Evangelical inclusivists capitulate to culture a third way – by assuming the culture’s high view of human goodness. Pinnock and other inclusivists claim “caution” in their assessment of other religions. They recognize that other religions have “depths of darkness, deception, and bondage in them.”
But though inclusivists seek to be cautious in regards to other religions, they appear much too enthusiastic. Pinnock openly praises Mohammed as a “prophet figure in the style of the Old Testament,” respects Buddha as “a righteous man,” celebrates Hindu literature that articulates a “personal God of love,” and gushes over the “grace” he sees in a Japanese cult! Christianity is unique in that it fulfills, not only the Old Testament religion, but “all religious aspiration and… the human quest itself.”
In Pinnock’s view, all humans are on a quest for the divine.
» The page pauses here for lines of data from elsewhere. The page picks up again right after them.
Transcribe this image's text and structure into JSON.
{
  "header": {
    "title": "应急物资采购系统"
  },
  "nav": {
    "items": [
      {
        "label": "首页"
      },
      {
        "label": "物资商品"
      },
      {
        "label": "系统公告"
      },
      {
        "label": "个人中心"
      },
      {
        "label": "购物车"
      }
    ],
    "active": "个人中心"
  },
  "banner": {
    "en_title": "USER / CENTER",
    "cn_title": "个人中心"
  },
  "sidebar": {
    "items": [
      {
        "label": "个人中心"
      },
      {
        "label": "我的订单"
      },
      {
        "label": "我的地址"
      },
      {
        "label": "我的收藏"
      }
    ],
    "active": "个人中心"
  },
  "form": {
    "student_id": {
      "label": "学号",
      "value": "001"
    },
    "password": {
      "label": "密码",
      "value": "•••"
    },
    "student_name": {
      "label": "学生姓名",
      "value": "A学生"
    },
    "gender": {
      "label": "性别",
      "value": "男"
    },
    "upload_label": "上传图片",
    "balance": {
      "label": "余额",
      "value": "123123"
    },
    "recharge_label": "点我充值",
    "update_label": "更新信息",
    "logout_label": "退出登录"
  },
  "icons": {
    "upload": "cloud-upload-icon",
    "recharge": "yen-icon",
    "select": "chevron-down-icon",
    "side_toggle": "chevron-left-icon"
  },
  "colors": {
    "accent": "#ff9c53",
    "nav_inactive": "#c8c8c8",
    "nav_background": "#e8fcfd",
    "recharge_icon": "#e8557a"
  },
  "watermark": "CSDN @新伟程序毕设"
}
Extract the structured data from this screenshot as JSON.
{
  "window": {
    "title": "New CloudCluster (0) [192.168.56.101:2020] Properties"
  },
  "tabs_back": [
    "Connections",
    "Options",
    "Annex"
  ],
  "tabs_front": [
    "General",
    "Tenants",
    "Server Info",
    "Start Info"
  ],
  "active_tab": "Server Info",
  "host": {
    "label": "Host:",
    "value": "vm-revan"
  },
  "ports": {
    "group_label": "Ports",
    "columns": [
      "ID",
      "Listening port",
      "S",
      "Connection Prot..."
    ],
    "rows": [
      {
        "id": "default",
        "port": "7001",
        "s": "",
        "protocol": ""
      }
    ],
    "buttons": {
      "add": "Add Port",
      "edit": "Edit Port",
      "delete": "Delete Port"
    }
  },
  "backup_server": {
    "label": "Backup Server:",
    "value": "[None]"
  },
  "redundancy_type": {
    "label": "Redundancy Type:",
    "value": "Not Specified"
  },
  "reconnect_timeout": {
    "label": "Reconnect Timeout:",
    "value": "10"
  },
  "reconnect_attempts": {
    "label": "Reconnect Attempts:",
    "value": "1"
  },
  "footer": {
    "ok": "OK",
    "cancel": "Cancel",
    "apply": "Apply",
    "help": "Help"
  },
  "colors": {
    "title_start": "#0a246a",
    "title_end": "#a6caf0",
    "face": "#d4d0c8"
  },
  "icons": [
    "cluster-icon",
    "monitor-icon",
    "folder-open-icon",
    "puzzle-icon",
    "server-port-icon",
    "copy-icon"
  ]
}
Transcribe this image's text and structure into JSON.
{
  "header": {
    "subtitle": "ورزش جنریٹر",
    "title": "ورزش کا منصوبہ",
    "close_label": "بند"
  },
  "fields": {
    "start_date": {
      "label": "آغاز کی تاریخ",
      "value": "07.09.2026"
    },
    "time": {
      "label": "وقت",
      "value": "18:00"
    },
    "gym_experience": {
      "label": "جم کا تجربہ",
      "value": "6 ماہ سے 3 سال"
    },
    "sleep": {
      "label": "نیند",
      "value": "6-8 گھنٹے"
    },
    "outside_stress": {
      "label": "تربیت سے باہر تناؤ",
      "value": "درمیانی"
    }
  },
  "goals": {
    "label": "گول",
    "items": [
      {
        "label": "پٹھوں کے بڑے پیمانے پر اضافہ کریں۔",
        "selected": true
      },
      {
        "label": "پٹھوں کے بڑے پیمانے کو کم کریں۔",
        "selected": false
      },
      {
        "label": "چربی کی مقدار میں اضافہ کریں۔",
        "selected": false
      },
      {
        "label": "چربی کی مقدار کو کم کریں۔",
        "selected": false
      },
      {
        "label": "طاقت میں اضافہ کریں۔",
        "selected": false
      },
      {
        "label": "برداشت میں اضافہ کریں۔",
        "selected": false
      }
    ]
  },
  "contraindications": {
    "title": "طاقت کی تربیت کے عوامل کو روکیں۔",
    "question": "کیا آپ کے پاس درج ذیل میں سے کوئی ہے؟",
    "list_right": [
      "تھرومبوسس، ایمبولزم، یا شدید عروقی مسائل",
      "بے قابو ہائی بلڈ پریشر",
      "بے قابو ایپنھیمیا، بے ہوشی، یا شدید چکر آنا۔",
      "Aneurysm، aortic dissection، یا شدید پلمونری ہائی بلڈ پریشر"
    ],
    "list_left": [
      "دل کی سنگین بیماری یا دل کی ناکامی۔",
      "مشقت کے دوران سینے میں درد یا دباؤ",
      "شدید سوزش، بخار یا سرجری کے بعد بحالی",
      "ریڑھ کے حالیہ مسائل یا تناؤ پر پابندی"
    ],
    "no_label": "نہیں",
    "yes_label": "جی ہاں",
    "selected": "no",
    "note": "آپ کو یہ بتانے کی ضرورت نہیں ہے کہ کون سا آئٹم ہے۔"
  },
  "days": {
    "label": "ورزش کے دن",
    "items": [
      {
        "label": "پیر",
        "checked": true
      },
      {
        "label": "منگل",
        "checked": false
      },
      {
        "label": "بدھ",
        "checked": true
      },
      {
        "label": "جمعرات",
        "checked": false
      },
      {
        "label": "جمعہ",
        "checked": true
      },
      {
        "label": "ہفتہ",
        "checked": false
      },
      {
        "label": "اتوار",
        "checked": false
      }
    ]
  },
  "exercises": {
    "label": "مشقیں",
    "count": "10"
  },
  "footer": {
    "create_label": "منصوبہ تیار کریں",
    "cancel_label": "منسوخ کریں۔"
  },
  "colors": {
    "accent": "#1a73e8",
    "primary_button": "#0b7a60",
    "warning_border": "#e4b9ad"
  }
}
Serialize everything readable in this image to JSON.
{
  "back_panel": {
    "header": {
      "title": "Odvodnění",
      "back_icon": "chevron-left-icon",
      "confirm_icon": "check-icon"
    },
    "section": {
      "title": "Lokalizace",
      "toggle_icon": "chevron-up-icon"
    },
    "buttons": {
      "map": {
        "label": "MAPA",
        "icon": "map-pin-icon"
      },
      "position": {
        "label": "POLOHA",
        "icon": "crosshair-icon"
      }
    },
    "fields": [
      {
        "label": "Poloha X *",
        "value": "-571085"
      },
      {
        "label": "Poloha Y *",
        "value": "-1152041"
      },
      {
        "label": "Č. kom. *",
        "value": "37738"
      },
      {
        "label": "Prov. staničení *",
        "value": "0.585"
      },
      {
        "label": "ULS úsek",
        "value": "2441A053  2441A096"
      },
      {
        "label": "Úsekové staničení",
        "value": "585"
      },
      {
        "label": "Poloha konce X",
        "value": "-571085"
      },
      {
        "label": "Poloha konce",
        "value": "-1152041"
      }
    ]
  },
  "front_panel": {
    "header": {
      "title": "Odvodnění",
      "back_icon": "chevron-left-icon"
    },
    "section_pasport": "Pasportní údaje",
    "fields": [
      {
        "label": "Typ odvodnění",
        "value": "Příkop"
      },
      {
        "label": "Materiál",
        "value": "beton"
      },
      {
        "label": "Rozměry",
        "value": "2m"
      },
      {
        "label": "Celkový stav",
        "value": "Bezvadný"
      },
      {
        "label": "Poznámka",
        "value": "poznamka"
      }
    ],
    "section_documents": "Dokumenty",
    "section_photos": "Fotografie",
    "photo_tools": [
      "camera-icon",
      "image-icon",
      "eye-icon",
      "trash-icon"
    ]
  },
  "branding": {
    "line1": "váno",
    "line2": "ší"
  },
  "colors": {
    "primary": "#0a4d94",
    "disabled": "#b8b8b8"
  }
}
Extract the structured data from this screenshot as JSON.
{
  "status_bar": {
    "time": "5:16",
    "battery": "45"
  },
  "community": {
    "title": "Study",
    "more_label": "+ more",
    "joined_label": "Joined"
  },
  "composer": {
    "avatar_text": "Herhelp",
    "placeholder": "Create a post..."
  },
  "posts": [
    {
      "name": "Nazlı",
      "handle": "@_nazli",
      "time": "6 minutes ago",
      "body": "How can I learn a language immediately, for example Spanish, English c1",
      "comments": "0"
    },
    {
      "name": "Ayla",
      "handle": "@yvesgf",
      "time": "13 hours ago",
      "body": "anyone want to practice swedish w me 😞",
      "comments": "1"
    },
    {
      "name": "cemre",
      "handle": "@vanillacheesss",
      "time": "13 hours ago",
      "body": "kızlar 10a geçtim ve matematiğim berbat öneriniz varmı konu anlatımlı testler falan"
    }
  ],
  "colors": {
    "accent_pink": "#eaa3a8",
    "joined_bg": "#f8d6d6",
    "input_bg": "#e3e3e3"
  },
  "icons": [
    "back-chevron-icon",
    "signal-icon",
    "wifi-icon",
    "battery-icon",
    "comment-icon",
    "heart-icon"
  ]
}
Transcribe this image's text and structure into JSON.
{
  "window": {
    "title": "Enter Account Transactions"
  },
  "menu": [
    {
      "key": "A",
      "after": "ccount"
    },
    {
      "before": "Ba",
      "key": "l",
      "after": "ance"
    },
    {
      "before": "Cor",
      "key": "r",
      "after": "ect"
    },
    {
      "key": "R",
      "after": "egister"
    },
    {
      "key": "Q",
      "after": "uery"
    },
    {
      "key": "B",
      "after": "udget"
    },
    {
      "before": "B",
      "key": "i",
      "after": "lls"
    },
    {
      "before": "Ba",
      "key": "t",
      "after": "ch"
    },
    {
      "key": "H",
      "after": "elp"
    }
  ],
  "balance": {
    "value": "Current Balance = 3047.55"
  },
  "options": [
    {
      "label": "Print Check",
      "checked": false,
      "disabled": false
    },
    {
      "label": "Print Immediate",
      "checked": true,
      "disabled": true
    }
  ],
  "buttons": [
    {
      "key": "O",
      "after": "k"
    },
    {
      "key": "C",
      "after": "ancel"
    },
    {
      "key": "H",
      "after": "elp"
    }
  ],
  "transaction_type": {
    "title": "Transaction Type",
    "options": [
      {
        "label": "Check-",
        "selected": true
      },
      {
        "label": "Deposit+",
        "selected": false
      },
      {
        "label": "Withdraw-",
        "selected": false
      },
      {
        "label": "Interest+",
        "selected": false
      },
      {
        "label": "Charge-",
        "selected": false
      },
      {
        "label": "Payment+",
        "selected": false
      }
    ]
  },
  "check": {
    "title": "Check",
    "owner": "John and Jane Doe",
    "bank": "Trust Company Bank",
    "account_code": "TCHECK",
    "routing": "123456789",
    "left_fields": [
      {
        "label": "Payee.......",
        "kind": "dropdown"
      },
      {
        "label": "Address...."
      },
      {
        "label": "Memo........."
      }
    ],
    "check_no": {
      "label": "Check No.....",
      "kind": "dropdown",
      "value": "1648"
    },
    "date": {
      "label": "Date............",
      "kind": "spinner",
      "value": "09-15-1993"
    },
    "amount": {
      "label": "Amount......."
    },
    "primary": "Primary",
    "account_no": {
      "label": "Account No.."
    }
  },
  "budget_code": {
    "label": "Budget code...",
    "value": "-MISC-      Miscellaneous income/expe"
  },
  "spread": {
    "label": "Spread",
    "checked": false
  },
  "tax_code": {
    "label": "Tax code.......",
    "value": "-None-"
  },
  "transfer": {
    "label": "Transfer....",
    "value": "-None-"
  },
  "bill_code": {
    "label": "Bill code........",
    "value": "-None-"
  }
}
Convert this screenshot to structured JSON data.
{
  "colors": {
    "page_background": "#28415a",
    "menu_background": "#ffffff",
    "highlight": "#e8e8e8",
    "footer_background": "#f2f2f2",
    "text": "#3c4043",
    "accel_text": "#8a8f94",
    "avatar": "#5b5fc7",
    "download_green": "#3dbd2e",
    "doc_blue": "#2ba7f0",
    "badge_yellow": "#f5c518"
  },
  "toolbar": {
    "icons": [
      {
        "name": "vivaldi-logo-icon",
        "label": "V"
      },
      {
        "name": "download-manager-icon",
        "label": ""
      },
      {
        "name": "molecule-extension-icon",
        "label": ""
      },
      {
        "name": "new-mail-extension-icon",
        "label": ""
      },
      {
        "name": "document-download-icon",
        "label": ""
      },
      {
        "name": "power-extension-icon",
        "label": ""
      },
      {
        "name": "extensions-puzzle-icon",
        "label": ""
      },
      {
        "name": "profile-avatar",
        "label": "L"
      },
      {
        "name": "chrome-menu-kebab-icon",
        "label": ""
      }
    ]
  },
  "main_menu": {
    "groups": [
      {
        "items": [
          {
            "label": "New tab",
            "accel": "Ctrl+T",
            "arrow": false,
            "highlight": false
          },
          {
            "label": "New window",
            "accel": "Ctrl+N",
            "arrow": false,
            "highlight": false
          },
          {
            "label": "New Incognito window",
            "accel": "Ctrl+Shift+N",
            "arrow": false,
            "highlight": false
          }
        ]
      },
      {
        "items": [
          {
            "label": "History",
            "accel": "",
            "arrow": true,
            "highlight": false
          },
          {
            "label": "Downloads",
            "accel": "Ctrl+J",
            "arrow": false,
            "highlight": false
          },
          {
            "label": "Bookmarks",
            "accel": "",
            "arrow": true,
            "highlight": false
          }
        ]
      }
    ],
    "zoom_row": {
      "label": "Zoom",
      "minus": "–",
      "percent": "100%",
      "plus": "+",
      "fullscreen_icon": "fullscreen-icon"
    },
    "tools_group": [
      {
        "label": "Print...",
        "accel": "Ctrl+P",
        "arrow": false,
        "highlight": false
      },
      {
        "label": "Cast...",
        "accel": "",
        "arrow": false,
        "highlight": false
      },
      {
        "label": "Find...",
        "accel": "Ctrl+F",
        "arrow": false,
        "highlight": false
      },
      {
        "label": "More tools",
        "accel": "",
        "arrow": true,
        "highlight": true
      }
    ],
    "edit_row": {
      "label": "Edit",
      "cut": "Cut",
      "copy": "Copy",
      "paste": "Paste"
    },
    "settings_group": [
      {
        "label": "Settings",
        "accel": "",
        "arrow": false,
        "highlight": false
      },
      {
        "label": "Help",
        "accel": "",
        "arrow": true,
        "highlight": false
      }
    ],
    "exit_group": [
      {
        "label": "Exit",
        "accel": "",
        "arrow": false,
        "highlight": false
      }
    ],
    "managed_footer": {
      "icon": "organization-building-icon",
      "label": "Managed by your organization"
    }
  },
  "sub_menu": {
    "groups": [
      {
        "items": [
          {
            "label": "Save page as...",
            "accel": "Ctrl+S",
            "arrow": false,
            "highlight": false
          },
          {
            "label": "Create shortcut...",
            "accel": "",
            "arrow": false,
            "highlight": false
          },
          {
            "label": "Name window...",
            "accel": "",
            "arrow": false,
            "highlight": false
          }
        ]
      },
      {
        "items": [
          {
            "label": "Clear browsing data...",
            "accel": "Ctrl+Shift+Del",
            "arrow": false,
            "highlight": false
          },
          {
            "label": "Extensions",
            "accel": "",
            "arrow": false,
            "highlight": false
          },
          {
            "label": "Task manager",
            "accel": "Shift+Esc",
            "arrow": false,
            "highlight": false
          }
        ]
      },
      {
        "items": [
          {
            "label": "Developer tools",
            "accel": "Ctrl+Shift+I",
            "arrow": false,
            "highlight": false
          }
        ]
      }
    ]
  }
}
Though he would probably deny the charge, his works indicate that humans are basically good people who simply have gone astray. The people who go to hell will choose to go there because they have consciously chosen to reject Christ. In an interesting twist, Pinnock turns upside-down the traditional teaching that people are bound for hell unless they choose Christ and his heaven and instead teaches a doctrine implying that people are bound for heaven unless they reject Christ and choose hell.
Inclusivists assume that the only sin that people go to hell for is a rejection of salvation in Jesus Christ. Ronald Nash offers a helpful reminder that “rejecting Jesus is not the only reason that men and women are lost. There are no innocent human beings.”
Inclusivism capitulates to the culture’s high view of human morality. Pinnock and others continually point to the goodness and saintliness of the adherents of other religions.
But this brings up a question: who determines what is good? By failing to answer this question, Pinnock and the other inclusivists simply adopt the world’s standard of “goodness” and apply it uncritically to the people around them. It is true that a good Buddhist, a good Muslim and a good Hindu will all go to heaven – if by “good” we mean what Scripture teaches (absolute moral perfection). The problem is not that good people do not go to heaven. Scripture teaches that the problem is there are no good people.
By claiming that saintliness is something other than a consequence of reconciliation with God on the terms he himself has stipulated, the inclusivists divorce “goodness” from the character of Jesus and thus advocate a doctrine of human innocence that is sub-biblical. Pinnock and other inclusivists affirm their position by appealing to God’s overflowing love. But others may ask: “Why should God’s love rather than his truth or holiness ‘overflow’ in the way suggested?” The subordination of God’s holiness to his love is one of the key points of inclusivism’s capitulation to the culture’s view of God.
Inclusivism seeks to answer many of the difficult questions raised by the traditional exclusivist position regarding the fate of the unevangelized. These posts have sought to show how inclusivism’s responses are unbiblical and represent a capitulation to certain cultural assumptions, including the culture’s view of “fairness,” the culture’s definition of “faith,” and the culture’s high view of human goodness.
Though it may be necessary to engage in debate with our inclusivist brothers and sisters, exclusivists should not allow such debates to replace the evangelistic calling of the Church. Though Scripture seems to offer no hope for the unevangelized, wise exclusivists will refrain from dogmatic declarations regarding the extent of God’s salvation.
Christians should participate in missions and evangelism with the belief that Scripture teaches universal human guilt and culpability. We evangelize, not only to improve the lives of those here on earth, but to announce the rescue for those headed for destruction in the life to come.
As for the question as to whether or not God can or will save any unevangelized persons apart from explicit faith in Christ, exclusivists would do well to follow the example of John Calvin and others, who have discouraged speculation into God’s hidden ways. Christians trust in the justice and mercy of a loving, holy God. Ultimately, both the evangelized and unevangelized are in his hands.
written by Trevin Wax © 2007 Kingdom People blog